Christen Piñero, a current UNCA sophomore, said she loves this aspect of being in Asheville. 

“That’s what I like about the liberal arts part of this because they’re welcoming of people who need service dogs and emotional support animals. And I’d love to go to a dog bar and do musical trivia and see dogs,” Piñero said.

Down Dog offers a student discount for a yoga membership, but Silcox said she has an immense interest in reaching out further to current college students in Asheville.

“I would say that that’s probably one demographic or group that we haven’t really targeted much on our own,” the owner said. “I’d say most people that we see are probably between 25 and 35, so a little bit older.”

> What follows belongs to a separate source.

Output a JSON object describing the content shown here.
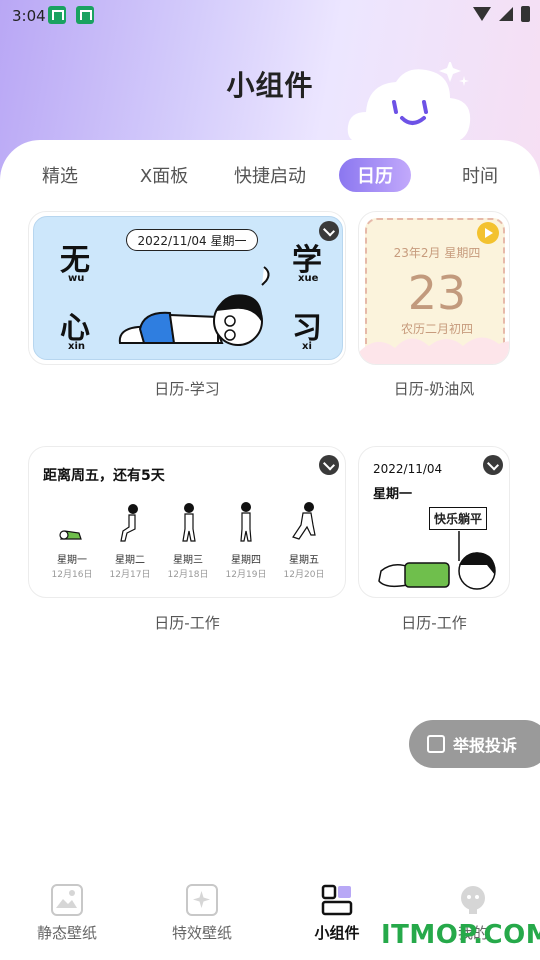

Silcox said Trivia Tuesday was a huge success due to the high-interest rate of trivia in Asheville. 

“We started using Not Rocket Trivia for Trivia on Tuesdays. Which is just a general trivia where they have multiple rounds of three questions and everything, just because we’ve noticed trivia is very popular in this town,” Silcox said. “So we started doing that on Tuesday and it ended up being our biggest night of the week.”

Silcox said they started offering Singo, musical bingo, once Not Rocket Trivia attempted to expand the concept into Asheville. 

“Initially, I only viewed Singo as something for college-aged audiences, but I was terribly wrong about that. Singo has been embraced by players of all ages and has become our second most popular product behind trivia,” Abernathy said. 

Piñero said Singo appeals to college-aged audiences, especially ones like herself who are interested in music, singing and trivia. 

“I have transportation and I’m the target audience,” Piñero said. 

Silcox said she hopes to expand her business in the future but for now, Trivia Tuesday and Music Trivia Thursday will carry on. 

“It’s on the calendar indefinitely, we’re not with any contract with Not Rocket Trivia, so if we did want to end it at any time we can. But for right now it’s going really well. It’s lucrative for us. We’ve had a lot of people that have met through trivia, so it’ll be ongoing,” Silcox said.